## Recorded data
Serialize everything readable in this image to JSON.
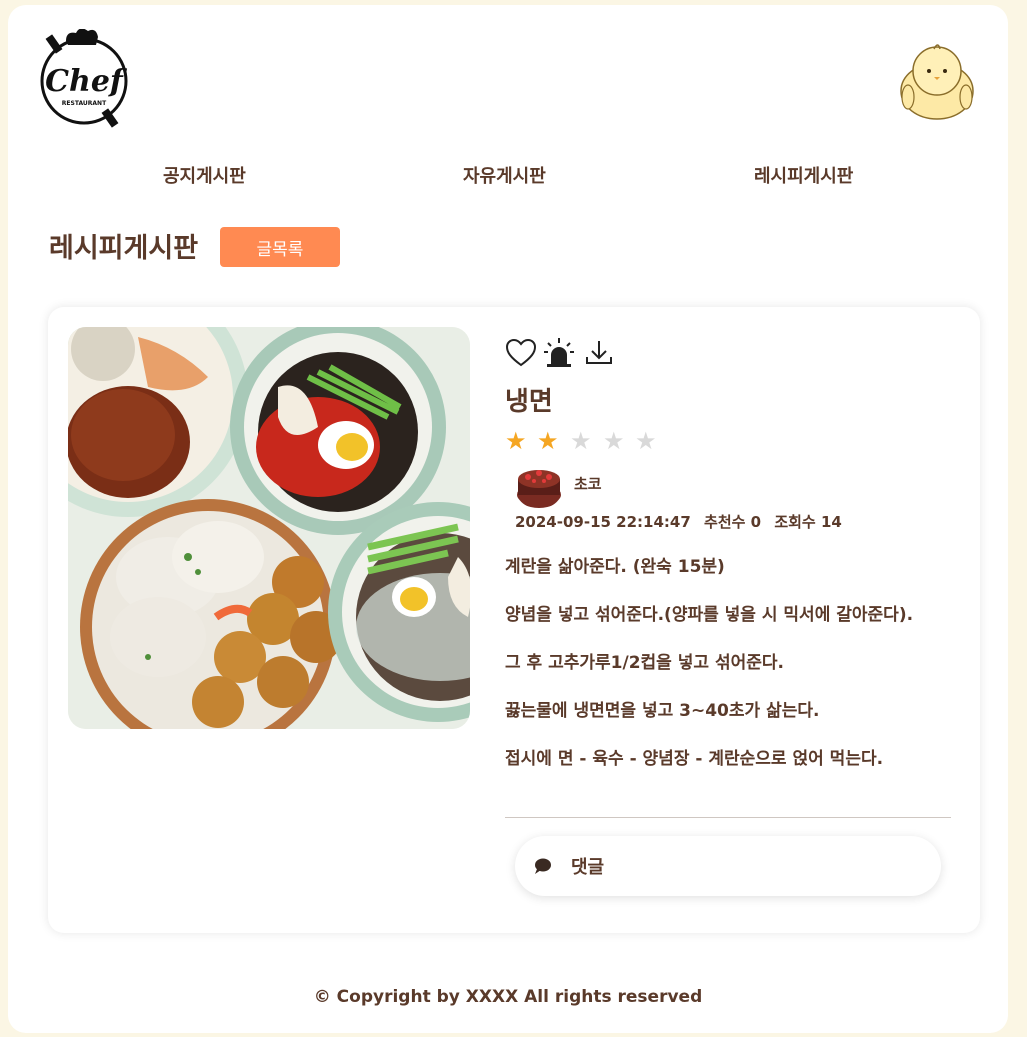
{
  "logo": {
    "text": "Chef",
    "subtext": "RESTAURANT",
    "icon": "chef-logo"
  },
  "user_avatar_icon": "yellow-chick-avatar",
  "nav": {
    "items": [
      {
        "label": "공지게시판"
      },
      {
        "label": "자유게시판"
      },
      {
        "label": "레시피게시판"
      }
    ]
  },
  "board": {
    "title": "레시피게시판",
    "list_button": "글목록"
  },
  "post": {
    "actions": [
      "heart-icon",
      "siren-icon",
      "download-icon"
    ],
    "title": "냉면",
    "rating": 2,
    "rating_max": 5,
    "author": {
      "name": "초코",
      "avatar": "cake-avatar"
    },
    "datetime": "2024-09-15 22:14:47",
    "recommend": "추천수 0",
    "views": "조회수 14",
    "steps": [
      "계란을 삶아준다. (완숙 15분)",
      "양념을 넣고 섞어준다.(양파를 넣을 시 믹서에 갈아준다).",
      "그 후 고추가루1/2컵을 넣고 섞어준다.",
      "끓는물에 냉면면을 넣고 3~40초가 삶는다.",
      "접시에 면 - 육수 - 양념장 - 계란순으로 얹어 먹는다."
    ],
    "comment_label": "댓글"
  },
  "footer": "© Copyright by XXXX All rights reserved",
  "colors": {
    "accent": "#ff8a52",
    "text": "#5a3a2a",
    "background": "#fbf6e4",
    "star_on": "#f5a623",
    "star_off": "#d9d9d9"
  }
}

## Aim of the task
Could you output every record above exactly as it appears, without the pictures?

## Solution to the exercise
Serialize everything readable in this image to JSON.
{
  "logo": {
    "text": "Chef",
    "subtext": "RESTAURANT",
    "icon": "chef-logo"
  },
  "user_avatar_icon": "yellow-chick-avatar",
  "nav": {
    "items": [
      {
        "label": "공지게시판"
      },
      {
        "label": "자유게시판"
      },
      {
        "label": "레시피게시판"
      }
    ]
  },
  "board": {
    "title": "레시피게시판",
    "list_button": "글목록"
  },
  "post": {
    "actions": [
      "heart-icon",
      "siren-icon",
      "download-icon"
    ],
    "title": "냉면",
    "rating": 2,
    "rating_max": 5,
    "author": {
      "name": "초코",
      "avatar": "cake-avatar"
    },
    "datetime": "2024-09-15 22:14:47",
    "recommend": "추천수 0",
    "views": "조회수 14",
    "steps": [
      "계란을 삶아준다. (완숙 15분)",
      "양념을 넣고 섞어준다.(양파를 넣을 시 믹서에 갈아준다).",
      "그 후 고추가루1/2컵을 넣고 섞어준다.",
      "끓는물에 냉면면을 넣고 3~40초가 삶는다.",
      "접시에 면 - 육수 - 양념장 - 계란순으로 얹어 먹는다."
    ],
    "comment_label": "댓글"
  },
  "footer": "© Copyright by XXXX All rights reserved",
  "colors": {
    "accent": "#ff8a52",
    "text": "#5a3a2a",
    "background": "#fbf6e4",
    "star_on": "#f5a623",
    "star_off": "#d9d9d9"
  }
}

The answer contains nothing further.